These are some of the developments highlighted in a report on the first two years of Horizon 2020 that the European Commission published on 28 November 2016. The report shows that in 2014 and 2015, almost €16 billion has been allocated to over 9,000 research and innovation projects that boost excellent science, create industrial leadership and tackle societal challenges. In total, the programme attracted about 76,000 eligible proposals.
Tougher competion, but more effiency
Éanna Kelly from Science|Business has a slightly more critical view: She points out that the odds of winning a grant from the European Commission’s Horizon 2020 research programme are now around one in nine. This is a sharp fall from the average 19 to 21 per cent odds in the preceding Framework Programme 7, which ran between 2007 and 2013.
The analysis, based on 152,627 Horizon 2020 applications received in 2015, shows many proposals to the €77 billion programme that received top marks from evaluators did not get funded.
'Horizon 2020 would have needed €41.6 billion more in the first two years to fund all proposals deemed excellent by independent evaluators', the report says.
On the other hand both sources point out that the grant application process has become more efficient:

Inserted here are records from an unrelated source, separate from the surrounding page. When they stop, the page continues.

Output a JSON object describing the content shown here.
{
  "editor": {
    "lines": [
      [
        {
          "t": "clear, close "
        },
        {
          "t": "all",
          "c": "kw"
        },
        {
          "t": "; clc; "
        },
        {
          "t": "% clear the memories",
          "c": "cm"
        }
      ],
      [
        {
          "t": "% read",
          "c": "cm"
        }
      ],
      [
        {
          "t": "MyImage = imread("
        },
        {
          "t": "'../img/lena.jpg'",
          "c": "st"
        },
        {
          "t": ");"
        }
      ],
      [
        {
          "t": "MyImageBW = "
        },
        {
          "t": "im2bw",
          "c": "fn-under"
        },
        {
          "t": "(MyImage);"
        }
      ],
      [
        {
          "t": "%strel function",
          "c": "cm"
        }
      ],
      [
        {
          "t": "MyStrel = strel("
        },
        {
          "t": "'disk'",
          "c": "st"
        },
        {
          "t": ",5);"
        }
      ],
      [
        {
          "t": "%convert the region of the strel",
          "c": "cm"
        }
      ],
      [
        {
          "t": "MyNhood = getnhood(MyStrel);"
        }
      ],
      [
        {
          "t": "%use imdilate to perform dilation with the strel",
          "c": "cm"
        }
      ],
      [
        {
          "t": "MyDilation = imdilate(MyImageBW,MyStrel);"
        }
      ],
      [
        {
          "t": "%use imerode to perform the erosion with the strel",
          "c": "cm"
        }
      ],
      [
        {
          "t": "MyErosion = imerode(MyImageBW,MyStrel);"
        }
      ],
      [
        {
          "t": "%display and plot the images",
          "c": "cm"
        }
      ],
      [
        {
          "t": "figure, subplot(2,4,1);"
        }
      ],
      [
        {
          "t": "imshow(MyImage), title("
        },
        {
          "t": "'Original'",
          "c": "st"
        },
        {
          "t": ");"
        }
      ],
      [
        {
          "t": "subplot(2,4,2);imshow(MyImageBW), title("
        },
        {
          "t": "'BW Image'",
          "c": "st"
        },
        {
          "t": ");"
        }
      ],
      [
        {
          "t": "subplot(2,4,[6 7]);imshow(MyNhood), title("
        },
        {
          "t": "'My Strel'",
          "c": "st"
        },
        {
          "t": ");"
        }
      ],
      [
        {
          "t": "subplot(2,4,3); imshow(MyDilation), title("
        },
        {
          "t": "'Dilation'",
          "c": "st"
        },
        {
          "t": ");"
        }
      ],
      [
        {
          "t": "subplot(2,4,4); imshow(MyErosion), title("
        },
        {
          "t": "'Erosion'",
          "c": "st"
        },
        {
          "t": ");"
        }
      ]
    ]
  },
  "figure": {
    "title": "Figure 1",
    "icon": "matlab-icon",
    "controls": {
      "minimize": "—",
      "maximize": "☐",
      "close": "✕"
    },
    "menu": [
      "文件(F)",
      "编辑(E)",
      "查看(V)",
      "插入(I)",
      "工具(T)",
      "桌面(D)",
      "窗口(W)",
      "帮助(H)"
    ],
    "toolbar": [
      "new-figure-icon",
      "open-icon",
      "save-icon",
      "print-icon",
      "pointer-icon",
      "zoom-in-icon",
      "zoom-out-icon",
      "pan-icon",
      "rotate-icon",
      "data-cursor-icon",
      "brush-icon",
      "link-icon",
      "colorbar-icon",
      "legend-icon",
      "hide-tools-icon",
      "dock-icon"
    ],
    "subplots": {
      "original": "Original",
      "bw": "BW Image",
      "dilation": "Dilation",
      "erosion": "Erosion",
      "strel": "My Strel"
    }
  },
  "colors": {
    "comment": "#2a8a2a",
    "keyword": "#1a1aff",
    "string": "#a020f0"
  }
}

According to the European Commission, the report highlights that the time from opening of applications to allocation of funding has dropped by almost 32 days from 2014 to 2015. The average time-to-grant for the first two years was only 6.7 months, which is 100 days shorter than the previous Framework Programme, FP7.
This is also acknowledged by Science|Business: 'More positively, grant processing has speeded up. Despite the application avalanche, more than 90 per cent of all grant agreements were signed by the Commission within the eight month target, shaving a month off the average turnaround time between 2007 and 2013.'
Moderate participation from non-EU countries
More researchers from outside the EU applied for grants in 2015 than in 2014, but strong interest is concentrated on a few countries: Submissions from the US, China, Canada and Australia make up almost half of all successful applications from outside Europe. The European Commission is trying to entice more non-EU countries to participate in Horizon 2020, bringing their own funding to the table.
Download the reports directly from the website of the European Commission: